In the most recent briefing…
We have a perverse attitude towards litter. Given the chance, everyone would surely opt to live in a litter free environment but while it may be anathema in many European countries to drop litter, in Scotland we do - and in ever increasing quantities. A new report released by Keep Scotland Beautiful highlights that an already bad situation is actually getting worse. Although Councils have a part to play in all this, everyone needs to take responsibility for sorting out this blight. And many communities do - but few to the extent of one committed couple from Leith.
Last week saw folk from communities dotted around Scotland’s coastline gather for the first time to share their concerns about the quality of their marine environment. To those of us who rarely venture out to sea, it takes a bit of imagination to consider what’s happening so far beneath its surface. But for these communities, their whole existence and future sustainability is inextricably connected to the sea and many of them are becoming deeply worried by what they observe. This lovely film from Fair Isle tells its own story.
The season of Festivals is almost upon us and in recent years not only has the number proliferated but the variety of Festival on offer has grown too. If you look carefully enough at the Festival calendar there’s something there for everyone. Festivals are an important tool for attracting visitors who bring not just their cash but in many cases the offer of some help. The community on the remote Orkney island of North Ronaldsay have taken this concept a little further than most festival organisers. But then they do have some very special sheep.
The community of Kinghorn in Fife was an early adopter of the right to buy legislation. KCLA took a long term view and submitted multiple registrations for different parcels of land on the basis that all could be potentially strategically important to the community in the future. Many groups have benefited from their foresight – not least the long standing community enterprise, The Ecology Centre. After a long and at times difficult journey, a new Centre has been built on land that they now own. Their future is finally secure.
See our most recent policy paper in the Local People Leading series : Land
So now we know how the Holyrood elections stacked up in terms of numbers of seats won and lost. And since then, each party has tried to spin their own gloss on the result. But scratch below the surface numbers and there are lots of different, untold stories waiting to be discovered. Michael Gray, writing in The National, wonders why the media has failed to apply itself in their pursuit. He argues that Scottish politics is a much more complex and multi-layered picture than the one we are being presented with by the mainstream media.
As the dust settles on the Scottish Parliament elections, attention turns to which parts of which manifestos will shape the new minority administration’s programme for government. There must be some interesting conversations going on behind closed doors. The extent to which these will consider the future shape of local government, and whether new energy can be injected into local democracy is going to be particularly interesting. Martin Sime at SCVO offers some interesting thoughts on what the future might hold.
It’s one of the biggest challenges for those who try to mobilise public support for action on climate change. How to move from accepting, intellectually, the case to change one's behaviour in order to save the planet, to the point where actions take over from words. Some research, just published, might shed some new light on this long standing conundrum. It suggests that campaigners should shift the emphasis away from making appeals to an individual’s sense of personal responsibility and instead encourage a more collective perspective on the issue.

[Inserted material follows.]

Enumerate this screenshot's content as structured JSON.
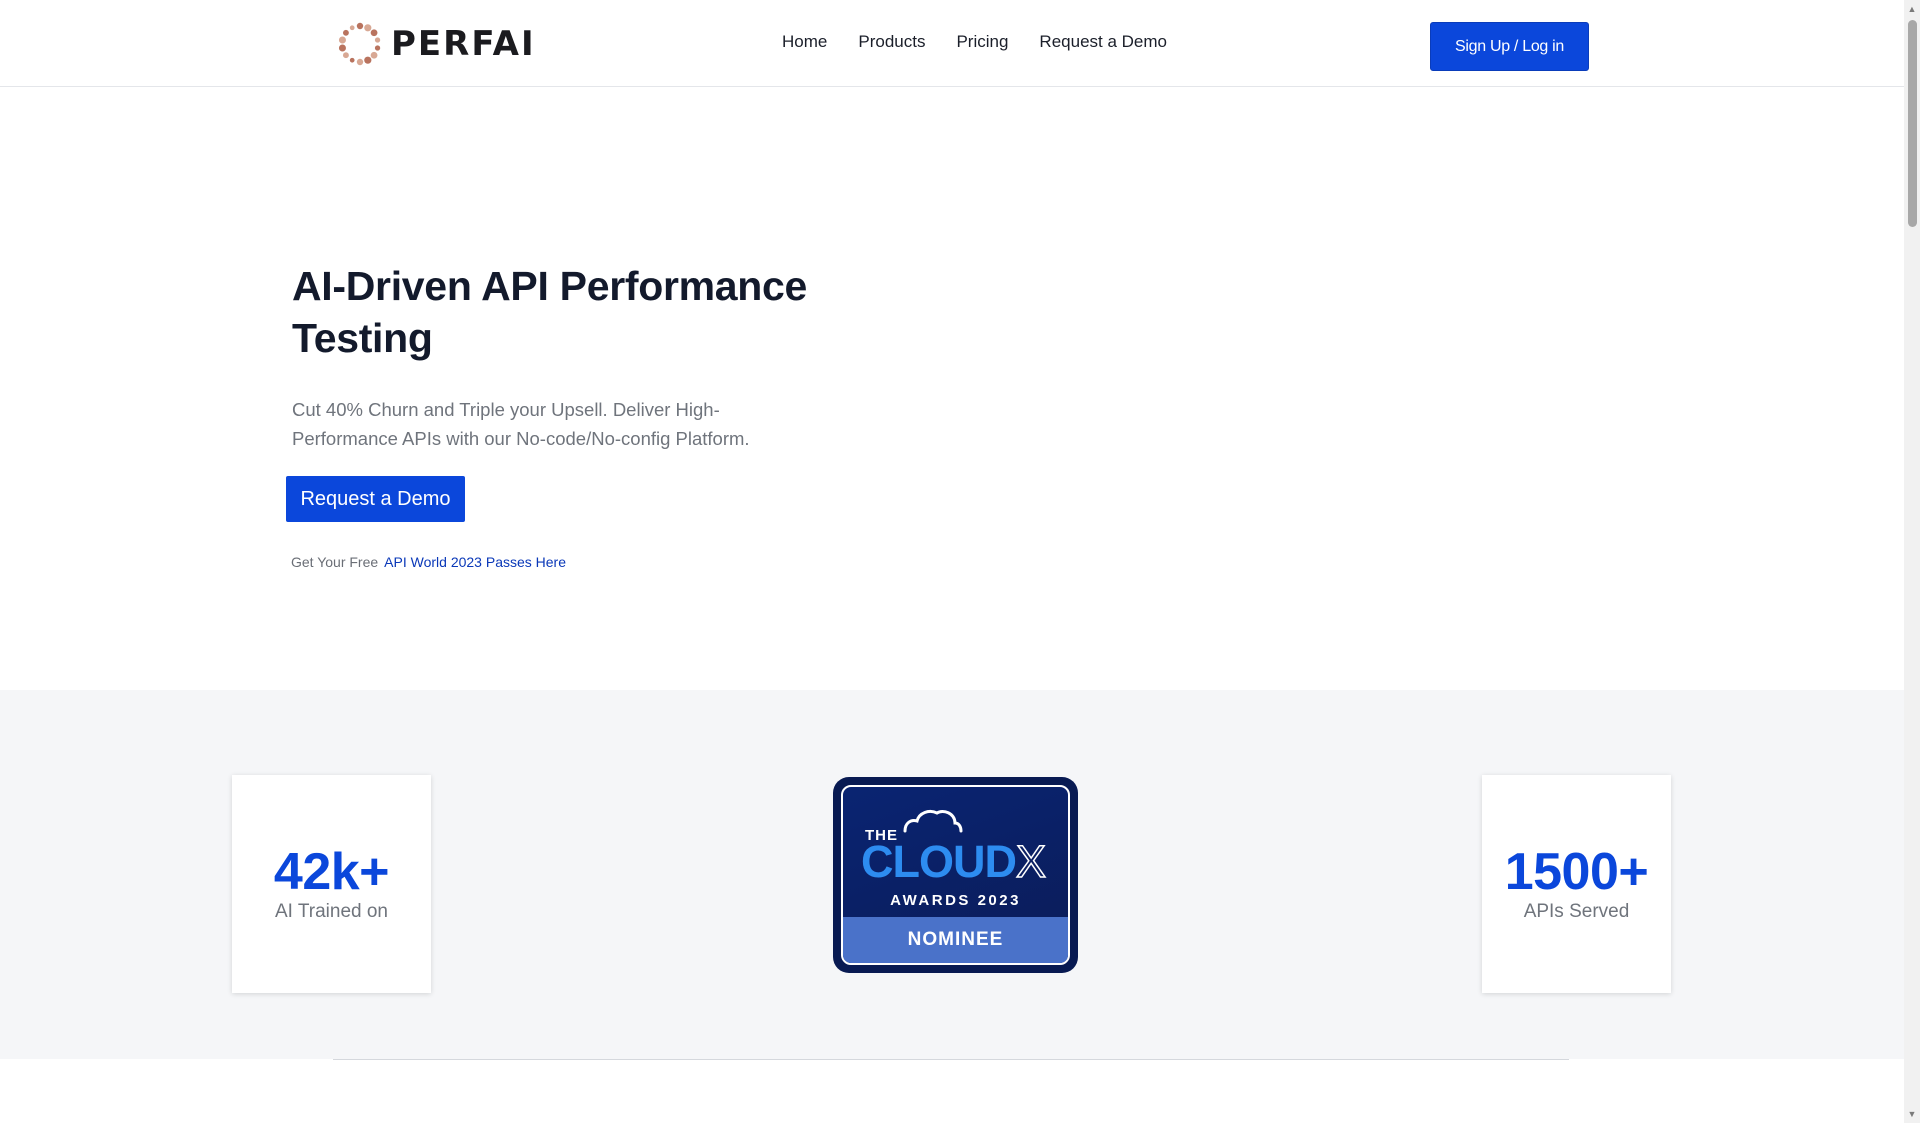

There’s something about the name – Fun Palace – that gives the game away. The blurb describes it as a spot of culture mixed with a dash of science in a laboratory of fun. Having fun seems to be compulsory and these palaces can happen anywhere just so long as it's free to enter and run by and for local people. What’s not to like? Over time, an international movement of these fun palaces has evolved. Govanhill Baths is hosting a workshop on 2nd June for any communities interested in creating one.
After 90 years of working for the community, Blantyre Miners Welfare Charitable Society’s latest challenge is to turn its recently completed, state-of-the-art Community Resource Centre into a successful, sustainable and income-generating enterprise; one that can continue to support its wide range of community activities.
Scotland's leading community sector networks have joined together as the Scottish Community Alliance in order to campaign for a strong and independent community sector in Scotland.
The Alliance has two main functions - to promote the work of local people in their communities and to influence national policy development. We email regular briefings to our supporters on both these themes. More about us here...